Ahh, a real classic song of my lifetime. One of the quintessential musical moments of the 1990’s. A generational touchstone. Who would have thought that a wub-wub song would become all of those things. Who would have thought that one of the most important and enduring musical minds of the decade would be this “Fatboy Slim”, a semi-anonymous schmuck from Surrey? Well, that’s a rebuke to all of you who dismissed electronic music and all of its subgenres. If you’ve read the official year-end music industry reports, rock music is officially dead again, commanding none of the top ten positions on any chart measurement of popularity. That’s mostly thanks to the predominance of hip hop, but the other major market force is EDM, which is now as ubiquitous as corn syrup. It’s the additive that makes bland things taste so sweet! So, damn straight that Fatboy Slim, Aphex Twin, the Chemical Brothers, Prodigy and other trailblazers from the 90’s are now bona-fide legacy acts.
(Photo: Steve Dykes)
A Google search for the words Right Here, Right Now yields a Google Map of my home address. I can zoom in and view a satellite image of my building in real time. The Fatboy Slim song is only the third item down. It’s not entirely off topic, though. We’re at the apex of human civilization, if you subscribe to the view that all of history is an upward progress. (That’s up for debate.) According to Fatboy Slim’s educational and scientifically accurate video, the apex of evolutionary progress is the “Why try harder?” kid. It’s a punchline familiar to anyone who’s ever seen a ‘stages of man’ cartoon. Yes, we’ve become somewhat less-than-glorious in our sedentary ways, and the flying cars we were promised have still not arrived. The hot theory in anthropology right now is that maybe this whole agriculture thing was a huge mistake and we all should have stuck to eating nuts and berries. Or, to paraphrase Douglas Adams, everything from the creation of the universe on down has been a bad move. On the other hand, though, most of us don’t die at birth or from minor injuries/drinking tainted water/bubonic plague/smallpox/crucifixion/eaten by lions etc. which is nice. We’re noble savages no longer, hardly anyone knows how to build a pyramid by hand anymore, and we’re all collectively pre-diabetic. But we have satellites, internet and EDM records. So, you know, it’s a trade-off.
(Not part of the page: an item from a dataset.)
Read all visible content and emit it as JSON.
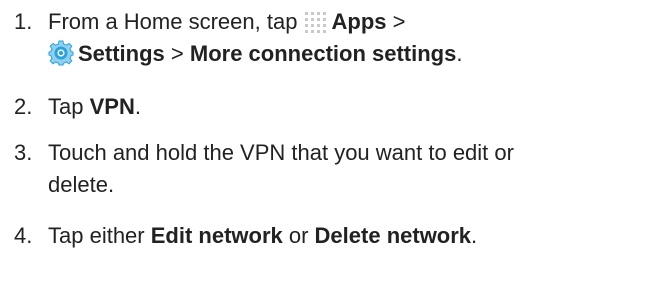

I just can’t get enough of Angelique Kidjo. I’d temporarily forgotten how much I love this record. I have to say that one of the reasons I have such a soft spot for Kidjo is because she was one of the first artists I discovered for myself as a young adult (back in the days when you could go to the neighborhood record store and find samples and recommendations.) That’s always a special feeling, when you discover something that nobody else in your circle knows about. Kidjo’s records have been a constant for me ever since. She is someone I can listen to at any time, listen to all day, and always feel good listening to.
How about something uplifting? Angelique Kidjo duetting with American R’N’B star Kelly Price, perhaps? One of Kidjo’s great talents is seamlessly putting together seemingly disparate musical styles, and this is no exception. She and Price sound great together, and the African and the American sides fit together in one funky whole.